I wrote dozens of songs during the '80s. I wrote very few during the '90s. The main reason for this is that I left my band, Kabbalah, behind when I left New York. Without a regular group of players, I lost the motivation to write. I did write a few interesting solo tunes during this time, but I've always found more inspiration in collaboration. To me, it's always been about taking different players with different influences and interests, and fusing them together to create a new sound. I love seeing what my players will come up with.
After I've played with a bunch of guys for a while, I start to anticipate what they will do, and it becomes easier to write for them. And so it was that by 2000 or 2001 I had gotten comfortable enough with the guys (and gal) in the Moshe Skier Band that I began to get the urge to write for them.
Shoshanas Yaakov was my first new song in several years. I wanted something to play at an upcoming Purim Chagiga at the Yeshiva. Believe it or not, I originally wrote this for the acoustic guitar (and it still sounds good that way). Once I gave it to the band though, it took on completely different overtones. It has a distinct Rush influence, courtesy of our former drummer, and you may hear bits of Clapton or Ringo Starr in there as well. If you dig down into the radio.blog on the sidebar, you can hear the original version, with keyboards and violin.

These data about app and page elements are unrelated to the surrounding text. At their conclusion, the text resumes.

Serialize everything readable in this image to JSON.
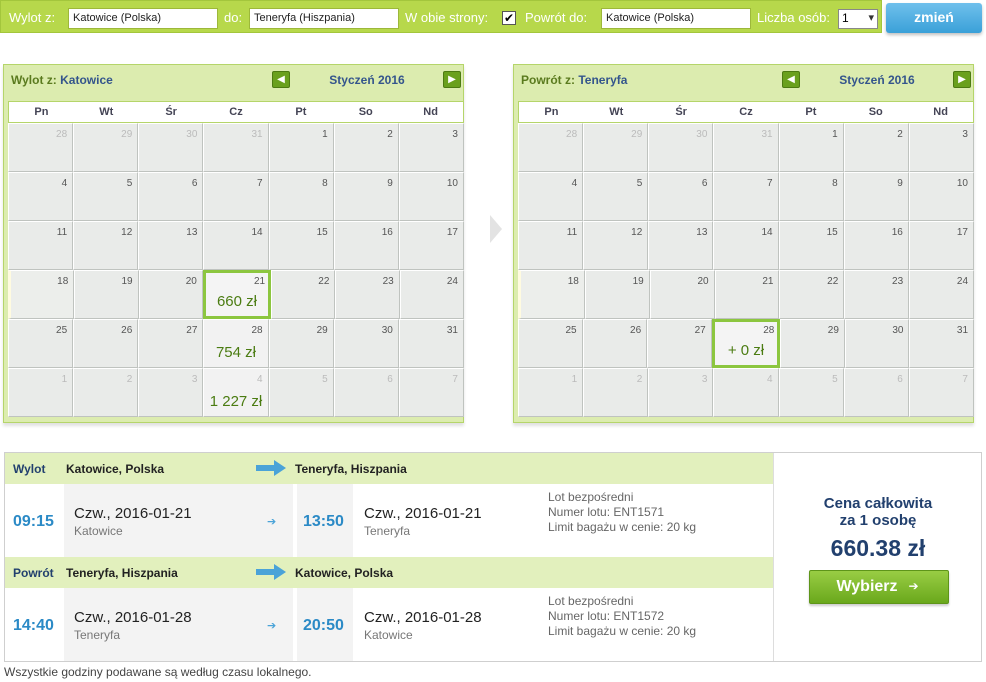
{
  "search": {
    "from_label": "Wylot z:",
    "from_value": "Katowice (Polska)",
    "to_label": "do:",
    "to_value": "Teneryfa (Hiszpania)",
    "round_trip_label": "W obie strony:",
    "round_trip_checked": true,
    "return_label": "Powrót do:",
    "return_value": "Katowice (Polska)",
    "people_label": "Liczba osób:",
    "people_value": "1",
    "change_button": "zmień"
  },
  "outbound_calendar": {
    "title_prefix": "Wylot z:",
    "title_city": "Katowice",
    "month": "Styczeń 2016",
    "weekdays": [
      "Pn",
      "Wt",
      "Śr",
      "Cz",
      "Pt",
      "So",
      "Nd"
    ],
    "weeks": [
      [
        {
          "d": "28",
          "o": true
        },
        {
          "d": "29",
          "o": true
        },
        {
          "d": "30",
          "o": true
        },
        {
          "d": "31",
          "o": true
        },
        {
          "d": "1"
        },
        {
          "d": "2"
        },
        {
          "d": "3"
        }
      ],
      [
        {
          "d": "4"
        },
        {
          "d": "5"
        },
        {
          "d": "6"
        },
        {
          "d": "7"
        },
        {
          "d": "8"
        },
        {
          "d": "9"
        },
        {
          "d": "10"
        }
      ],
      [
        {
          "d": "11"
        },
        {
          "d": "12"
        },
        {
          "d": "13"
        },
        {
          "d": "14"
        },
        {
          "d": "15"
        },
        {
          "d": "16"
        },
        {
          "d": "17"
        }
      ],
      [
        {
          "d": "18",
          "t": true
        },
        {
          "d": "19"
        },
        {
          "d": "20"
        },
        {
          "d": "21",
          "p": "660 zł",
          "s": true
        },
        {
          "d": "22"
        },
        {
          "d": "23"
        },
        {
          "d": "24"
        }
      ],
      [
        {
          "d": "25"
        },
        {
          "d": "26"
        },
        {
          "d": "27"
        },
        {
          "d": "28",
          "p": "754 zł"
        },
        {
          "d": "29"
        },
        {
          "d": "30"
        },
        {
          "d": "31"
        }
      ],
      [
        {
          "d": "1",
          "o": true
        },
        {
          "d": "2",
          "o": true
        },
        {
          "d": "3",
          "o": true
        },
        {
          "d": "4",
          "o": true,
          "p": "1 227 zł"
        },
        {
          "d": "5",
          "o": true
        },
        {
          "d": "6",
          "o": true
        },
        {
          "d": "7",
          "o": true
        }
      ]
    ]
  },
  "return_calendar": {
    "title_prefix": "Powrót z:",
    "title_city": "Teneryfa",
    "month": "Styczeń 2016",
    "weekdays": [
      "Pn",
      "Wt",
      "Śr",
      "Cz",
      "Pt",
      "So",
      "Nd"
    ],
    "weeks": [
      [
        {
          "d": "28",
          "o": true
        },
        {
          "d": "29",
          "o": true
        },
        {
          "d": "30",
          "o": true
        },
        {
          "d": "31",
          "o": true
        },
        {
          "d": "1"
        },
        {
          "d": "2"
        },
        {
          "d": "3"
        }
      ],
      [
        {
          "d": "4"
        },
        {
          "d": "5"
        },
        {
          "d": "6"
        },
        {
          "d": "7"
        },
        {
          "d": "8"
        },
        {
          "d": "9"
        },
        {
          "d": "10"
        }
      ],
      [
        {
          "d": "11"
        },
        {
          "d": "12"
        },
        {
          "d": "13"
        },
        {
          "d": "14"
        },
        {
          "d": "15"
        },
        {
          "d": "16"
        },
        {
          "d": "17"
        }
      ],
      [
        {
          "d": "18",
          "t": true
        },
        {
          "d": "19"
        },
        {
          "d": "20"
        },
        {
          "d": "21"
        },
        {
          "d": "22"
        },
        {
          "d": "23"
        },
        {
          "d": "24"
        }
      ],
      [
        {
          "d": "25"
        },
        {
          "d": "26"
        },
        {
          "d": "27"
        },
        {
          "d": "28",
          "p": "+ 0 zł",
          "s": true
        },
        {
          "d": "29"
        },
        {
          "d": "30"
        },
        {
          "d": "31"
        }
      ],
      [
        {
          "d": "1",
          "o": true
        },
        {
          "d": "2",
          "o": true
        },
        {
          "d": "3",
          "o": true
        },
        {
          "d": "4",
          "o": true
        },
        {
          "d": "5",
          "o": true
        },
        {
          "d": "6",
          "o": true
        },
        {
          "d": "7",
          "o": true
        }
      ]
    ]
  },
  "outbound": {
    "label": "Wylot",
    "from": "Katowice, Polska",
    "to": "Teneryfa, Hiszpania",
    "dep_time": "09:15",
    "dep_date": "Czw., 2016-01-21",
    "dep_city": "Katowice",
    "arr_time": "13:50",
    "arr_date": "Czw., 2016-01-21",
    "arr_city": "Teneryfa",
    "info1": "Lot bezpośredni",
    "info2": "Numer lotu: ENT1571",
    "info3": "Limit bagażu w cenie: 20 kg"
  },
  "return": {
    "label": "Powrót",
    "from": "Teneryfa, Hiszpania",
    "to": "Katowice, Polska",
    "dep_time": "14:40",
    "dep_date": "Czw., 2016-01-28",
    "dep_city": "Teneryfa",
    "arr_time": "20:50",
    "arr_date": "Czw., 2016-01-28",
    "arr_city": "Katowice",
    "info1": "Lot bezpośredni",
    "info2": "Numer lotu: ENT1572",
    "info3": "Limit bagażu w cenie: 20 kg"
  },
  "price": {
    "line1": "Cena całkowita",
    "line2": "za 1 osobę",
    "amount": "660.38 zł",
    "button": "Wybierz"
  },
  "footnote": "Wszystkie godziny podawane są według czasu lokalnego.",
  "colors": {
    "accent_green": "#b7d84b",
    "button_blue": "#3aa0d8",
    "price_navy": "#22406e"
  }
}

Around that same time, I also wrote Hashkivenu. The drummer and I shared a deep appreciation of The Eagles ("Wait for the roto-tom solo!") and I wanted to write something in that style. I wanted to invoke "Peaceful Easy Feeling," and I think the original version (again, with a violin solo) did a nice job of this. But the drummer left the band, as did the violinist, and for some reason, the song just wasn't working for me anymore.
Then I started doing more acoustic guitar work and decided to try playing it on guitar instead of bass, tightened up the tempo a bit, and suddenly it became one of my favorite songs. Also, having the different instrumentation adds a little variety to the show. The only problem is that I do miss the bassline. I think Mendel does a great job playing the violin part that I wrote.